    I grew up on a small cattle property in eastern Australia … the traditional idyllic lifestyle (interrupted only the boarding school idyll) and rural property melding economics and semiotics: the white house built in times past with timber cut on the property; the enormous country kitchen with a wood stove that never quite went out; a distant mountain peak that you could almost touch in the crisp winter air; horses trotting up for their daily apple treats (easier to bridle them); and the happiest Hereford cattle on the planet – for 99.9% of their lives!

    Best practice fire management was implemented by a ‘lone actor’ who would have been surprised to know he was operationalizing indigenous land practice.
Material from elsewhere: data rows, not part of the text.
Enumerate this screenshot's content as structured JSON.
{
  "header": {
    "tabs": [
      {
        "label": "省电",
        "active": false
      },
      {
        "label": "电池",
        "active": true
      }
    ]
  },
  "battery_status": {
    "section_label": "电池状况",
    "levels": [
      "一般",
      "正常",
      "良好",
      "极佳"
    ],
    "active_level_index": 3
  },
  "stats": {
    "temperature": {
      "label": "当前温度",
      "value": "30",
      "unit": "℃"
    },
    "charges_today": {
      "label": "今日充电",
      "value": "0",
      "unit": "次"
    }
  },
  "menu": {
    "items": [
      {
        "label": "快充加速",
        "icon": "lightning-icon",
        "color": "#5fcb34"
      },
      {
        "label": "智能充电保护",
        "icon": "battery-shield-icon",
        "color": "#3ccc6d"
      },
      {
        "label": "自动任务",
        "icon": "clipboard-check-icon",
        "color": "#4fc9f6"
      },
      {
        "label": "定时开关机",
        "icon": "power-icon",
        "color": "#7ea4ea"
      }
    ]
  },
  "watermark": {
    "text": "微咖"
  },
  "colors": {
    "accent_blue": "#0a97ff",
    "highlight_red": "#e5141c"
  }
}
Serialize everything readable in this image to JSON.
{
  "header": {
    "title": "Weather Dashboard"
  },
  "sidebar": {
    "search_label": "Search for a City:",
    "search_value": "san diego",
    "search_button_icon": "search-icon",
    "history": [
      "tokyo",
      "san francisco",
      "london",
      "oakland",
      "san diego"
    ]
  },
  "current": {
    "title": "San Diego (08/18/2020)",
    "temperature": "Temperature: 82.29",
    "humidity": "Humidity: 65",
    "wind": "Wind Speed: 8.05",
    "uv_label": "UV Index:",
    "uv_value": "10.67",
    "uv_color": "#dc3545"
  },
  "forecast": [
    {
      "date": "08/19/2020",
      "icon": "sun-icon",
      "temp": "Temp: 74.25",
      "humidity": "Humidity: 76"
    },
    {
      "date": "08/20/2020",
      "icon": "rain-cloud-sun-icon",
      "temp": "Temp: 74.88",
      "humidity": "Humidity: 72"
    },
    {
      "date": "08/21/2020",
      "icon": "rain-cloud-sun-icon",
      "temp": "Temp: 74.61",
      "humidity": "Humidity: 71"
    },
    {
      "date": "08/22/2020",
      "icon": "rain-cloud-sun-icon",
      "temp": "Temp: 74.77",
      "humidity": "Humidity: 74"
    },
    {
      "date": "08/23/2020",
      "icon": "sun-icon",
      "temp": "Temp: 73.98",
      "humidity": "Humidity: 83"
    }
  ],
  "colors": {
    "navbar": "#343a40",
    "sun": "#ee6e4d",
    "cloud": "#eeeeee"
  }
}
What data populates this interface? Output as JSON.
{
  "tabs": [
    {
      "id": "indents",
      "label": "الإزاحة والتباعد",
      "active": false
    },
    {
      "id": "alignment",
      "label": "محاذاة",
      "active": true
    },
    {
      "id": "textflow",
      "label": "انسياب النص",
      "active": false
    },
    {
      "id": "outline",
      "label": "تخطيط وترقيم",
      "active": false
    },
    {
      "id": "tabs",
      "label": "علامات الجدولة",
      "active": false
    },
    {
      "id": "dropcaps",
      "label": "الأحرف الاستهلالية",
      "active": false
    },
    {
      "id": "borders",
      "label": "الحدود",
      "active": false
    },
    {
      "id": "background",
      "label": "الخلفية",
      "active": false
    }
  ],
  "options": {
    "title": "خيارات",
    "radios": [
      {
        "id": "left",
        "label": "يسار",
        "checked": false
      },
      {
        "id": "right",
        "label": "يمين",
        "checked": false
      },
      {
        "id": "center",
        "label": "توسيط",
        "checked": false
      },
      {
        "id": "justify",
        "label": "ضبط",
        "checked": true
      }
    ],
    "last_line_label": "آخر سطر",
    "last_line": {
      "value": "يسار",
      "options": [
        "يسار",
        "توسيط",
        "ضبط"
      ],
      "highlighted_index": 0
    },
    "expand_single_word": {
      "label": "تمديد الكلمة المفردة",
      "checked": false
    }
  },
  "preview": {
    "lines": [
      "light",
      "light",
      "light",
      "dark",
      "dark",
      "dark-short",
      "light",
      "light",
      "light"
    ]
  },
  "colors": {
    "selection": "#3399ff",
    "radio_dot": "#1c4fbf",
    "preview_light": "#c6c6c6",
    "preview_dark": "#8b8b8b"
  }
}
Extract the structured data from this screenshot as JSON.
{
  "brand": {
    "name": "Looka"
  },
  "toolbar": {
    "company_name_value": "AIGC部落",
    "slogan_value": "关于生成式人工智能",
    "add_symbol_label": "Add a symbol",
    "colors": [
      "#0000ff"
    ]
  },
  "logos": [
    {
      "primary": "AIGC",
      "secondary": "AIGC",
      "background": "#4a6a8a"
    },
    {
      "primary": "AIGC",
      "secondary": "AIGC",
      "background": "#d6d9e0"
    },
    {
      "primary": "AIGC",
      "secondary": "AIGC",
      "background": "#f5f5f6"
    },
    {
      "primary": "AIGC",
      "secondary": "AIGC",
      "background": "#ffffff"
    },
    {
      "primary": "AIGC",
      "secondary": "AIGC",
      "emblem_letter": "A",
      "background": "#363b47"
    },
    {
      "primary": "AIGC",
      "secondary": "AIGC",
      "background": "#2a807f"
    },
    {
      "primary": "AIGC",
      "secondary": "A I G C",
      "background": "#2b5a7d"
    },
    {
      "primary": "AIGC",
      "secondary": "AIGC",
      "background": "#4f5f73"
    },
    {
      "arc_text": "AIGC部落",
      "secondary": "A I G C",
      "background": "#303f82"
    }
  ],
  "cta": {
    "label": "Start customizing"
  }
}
That lone actor was my father who every day, post afternoon tea lit small fires around the property to ‘burn off’ vegetation that could present a fire hazard over the summer. He superintended the fires until the evening dew damped them down to ashes – a different spot 365 days of the year – for all his decades. We never had a fire out of control, though the bush fires raged around us. My Dad never wanted any help, and quietly sent me back to ‘do some study’ when I occasionally dropped over. For him it wasn’t only land management – it was a contemplative experience at the end of most days. For someone who never touched alcohol or tobacco, this was ‘Dad’s smoking time’ ... a quiet family chuckle.

    Now move on some decades and scale it up! This type of gentle land management is now well beyond ‘lone actors’, and needs an enormous national work force. It will be a surprise to know that across the Australian continent there are no full-time paid rural fire services. They are all local volunteers who would be insulted to be paid by government to do what they do out of community spirit. To effectively manage a fire-prone continent – we need to manage this attitude as well. A full-time paid rural fire service is needed in every state to deal with Future Fire. An objection has always been: ‘What would they do for the rest of the year?’ The answer now is: ‘Implement indigenous fire management practices of superintended slow small ‘ burn-offs ‘ every day.’ That’s enough to be keeping them busy on a full salary. And yes … they can combine with the great spirit of existing volunteer fire services when they risk their lives together over summer. The cost would be the cost of raising another army, but I think we’re up for it after last summer.

    And good that the CSIRO is investigating traditional fire management possibilities – and catching up with my Dad!